To a degree, publishers of free papers do not care if they are read, because they make their money – if they’re not simply laundering past, undeclared earnings of themselves or someone else – from selling advertising and various partnerships, sometimes in show business. The advertisers simply need to see some result from their expense, which is often hard to pin down, and second best is seeing the advertising vehicle displayed lots of places. To the believing mind, this can be proof. Hence the assault of what publishers call newspaper stands but the rest of us call ugly, toneless wind chimes bouncing down the street if not attractively chained to light posts or weighted down with liquor bottles left by those who use the display window for expressive Art and the contents for toilet accessories.

Advertisers are not utter morons, of course, but they are subject to some deception. One of the most durable free publications is The Colorado Daily. These days, they run a self-congratulatory campaign of printing photographs of people reading their paper as contest winners with, I believe, a cash prize. It’s in our paper: proof positive people read it. Who would be swayed by this sort of thing, who would be convinced? Clearly, this is a concerned publisher worried about whether or not ads in the rag are any longer in the bag.

But to the point, is it fair that Westword can be offered and Bud’s Auto Shopper not, and should one publication that does world class investigative reporting be used as a cover for smarmy single’s guides or iffy real estate listings? I guess, it comes down to whether they have paid the license to distribute on public property, because you cannot define news and separate it from the big book of classified ads. Why? Because that would be a violation of the First Amendment, when government defines what is and what is not news or of public need to know. As annoying and hypocritical as many of the pleas from the excluded publishers are, I don’t see how they can legally be excluded with paid licenses.
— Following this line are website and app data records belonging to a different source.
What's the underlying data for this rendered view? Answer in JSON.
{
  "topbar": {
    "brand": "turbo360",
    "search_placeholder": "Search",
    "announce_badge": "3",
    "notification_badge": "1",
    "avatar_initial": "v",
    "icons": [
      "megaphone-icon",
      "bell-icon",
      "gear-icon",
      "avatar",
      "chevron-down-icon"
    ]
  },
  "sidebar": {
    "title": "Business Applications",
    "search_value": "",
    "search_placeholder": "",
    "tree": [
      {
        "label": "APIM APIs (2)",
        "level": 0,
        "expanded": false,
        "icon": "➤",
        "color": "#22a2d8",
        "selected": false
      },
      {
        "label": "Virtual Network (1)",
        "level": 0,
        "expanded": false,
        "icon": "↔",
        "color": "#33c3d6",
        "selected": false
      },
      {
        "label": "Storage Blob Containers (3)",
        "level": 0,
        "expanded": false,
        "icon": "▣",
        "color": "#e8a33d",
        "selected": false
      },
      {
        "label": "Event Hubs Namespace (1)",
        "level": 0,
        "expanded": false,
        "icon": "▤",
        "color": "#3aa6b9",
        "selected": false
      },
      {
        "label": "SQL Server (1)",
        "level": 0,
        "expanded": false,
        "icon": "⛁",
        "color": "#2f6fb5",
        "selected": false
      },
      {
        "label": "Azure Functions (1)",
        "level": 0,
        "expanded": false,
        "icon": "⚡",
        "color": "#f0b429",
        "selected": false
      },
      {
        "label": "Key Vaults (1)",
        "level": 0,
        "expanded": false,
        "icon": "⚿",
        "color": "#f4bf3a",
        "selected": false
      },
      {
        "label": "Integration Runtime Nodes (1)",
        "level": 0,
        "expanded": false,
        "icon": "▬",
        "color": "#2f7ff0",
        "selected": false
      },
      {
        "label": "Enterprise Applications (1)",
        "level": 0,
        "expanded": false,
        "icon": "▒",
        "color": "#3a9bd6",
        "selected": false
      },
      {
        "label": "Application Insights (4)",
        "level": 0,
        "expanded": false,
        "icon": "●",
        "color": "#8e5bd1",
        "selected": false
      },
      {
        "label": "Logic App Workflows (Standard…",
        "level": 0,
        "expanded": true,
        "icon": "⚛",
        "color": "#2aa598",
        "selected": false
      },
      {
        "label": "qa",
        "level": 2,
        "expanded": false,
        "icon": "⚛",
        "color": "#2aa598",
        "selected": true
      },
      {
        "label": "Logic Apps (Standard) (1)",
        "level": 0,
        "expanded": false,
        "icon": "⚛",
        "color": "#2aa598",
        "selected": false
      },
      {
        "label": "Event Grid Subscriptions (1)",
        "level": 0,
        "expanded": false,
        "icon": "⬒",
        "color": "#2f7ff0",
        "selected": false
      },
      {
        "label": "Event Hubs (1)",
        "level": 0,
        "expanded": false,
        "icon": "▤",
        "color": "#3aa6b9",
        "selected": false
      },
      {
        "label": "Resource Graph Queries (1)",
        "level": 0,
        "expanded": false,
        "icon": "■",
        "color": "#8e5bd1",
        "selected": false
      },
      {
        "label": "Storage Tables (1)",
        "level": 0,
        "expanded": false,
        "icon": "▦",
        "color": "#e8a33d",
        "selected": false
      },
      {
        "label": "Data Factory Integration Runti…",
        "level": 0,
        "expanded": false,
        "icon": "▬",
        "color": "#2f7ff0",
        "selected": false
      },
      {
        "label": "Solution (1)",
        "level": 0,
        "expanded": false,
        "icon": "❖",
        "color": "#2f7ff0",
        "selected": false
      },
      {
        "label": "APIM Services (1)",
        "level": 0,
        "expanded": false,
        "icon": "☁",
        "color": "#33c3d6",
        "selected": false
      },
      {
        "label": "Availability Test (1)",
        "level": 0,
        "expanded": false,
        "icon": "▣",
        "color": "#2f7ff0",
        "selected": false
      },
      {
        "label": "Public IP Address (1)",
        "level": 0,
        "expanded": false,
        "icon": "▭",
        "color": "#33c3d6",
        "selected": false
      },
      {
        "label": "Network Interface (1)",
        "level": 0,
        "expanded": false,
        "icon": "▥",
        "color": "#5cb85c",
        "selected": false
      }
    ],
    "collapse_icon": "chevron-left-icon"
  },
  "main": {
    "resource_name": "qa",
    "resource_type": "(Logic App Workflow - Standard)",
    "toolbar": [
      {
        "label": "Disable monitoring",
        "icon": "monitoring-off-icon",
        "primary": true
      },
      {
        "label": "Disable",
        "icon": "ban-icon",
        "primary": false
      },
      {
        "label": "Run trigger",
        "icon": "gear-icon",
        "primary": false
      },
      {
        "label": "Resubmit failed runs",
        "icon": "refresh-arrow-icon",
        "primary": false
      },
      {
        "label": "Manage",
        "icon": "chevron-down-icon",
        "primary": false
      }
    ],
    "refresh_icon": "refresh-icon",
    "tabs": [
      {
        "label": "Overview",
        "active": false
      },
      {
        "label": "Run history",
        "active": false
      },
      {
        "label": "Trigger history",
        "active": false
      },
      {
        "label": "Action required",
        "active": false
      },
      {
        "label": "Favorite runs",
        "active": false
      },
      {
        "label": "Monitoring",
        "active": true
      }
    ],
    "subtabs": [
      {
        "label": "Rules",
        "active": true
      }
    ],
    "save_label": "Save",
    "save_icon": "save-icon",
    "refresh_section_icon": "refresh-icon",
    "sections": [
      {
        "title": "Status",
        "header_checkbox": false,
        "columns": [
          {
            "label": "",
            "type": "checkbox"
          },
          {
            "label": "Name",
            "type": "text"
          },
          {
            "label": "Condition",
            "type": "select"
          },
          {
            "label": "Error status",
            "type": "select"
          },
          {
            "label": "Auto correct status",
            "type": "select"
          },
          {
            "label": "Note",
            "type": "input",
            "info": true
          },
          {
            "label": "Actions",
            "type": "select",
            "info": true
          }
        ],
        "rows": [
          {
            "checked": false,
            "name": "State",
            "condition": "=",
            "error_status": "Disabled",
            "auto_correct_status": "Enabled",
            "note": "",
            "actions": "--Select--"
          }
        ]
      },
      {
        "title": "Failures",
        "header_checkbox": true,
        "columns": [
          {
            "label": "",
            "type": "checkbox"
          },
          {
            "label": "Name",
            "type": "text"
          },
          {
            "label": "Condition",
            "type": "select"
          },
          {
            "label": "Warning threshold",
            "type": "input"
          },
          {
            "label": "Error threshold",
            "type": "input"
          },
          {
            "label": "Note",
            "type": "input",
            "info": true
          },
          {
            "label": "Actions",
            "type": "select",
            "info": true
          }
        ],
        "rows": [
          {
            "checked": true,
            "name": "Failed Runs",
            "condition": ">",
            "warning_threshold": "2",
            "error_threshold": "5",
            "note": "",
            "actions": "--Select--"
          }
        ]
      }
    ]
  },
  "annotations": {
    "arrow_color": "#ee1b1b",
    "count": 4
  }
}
The way around the congestion issue is to limit distribution boxes to dailies and weeklies and get rid of those with longer shelf lives.

The question is settled. Next case. God, I’m good……..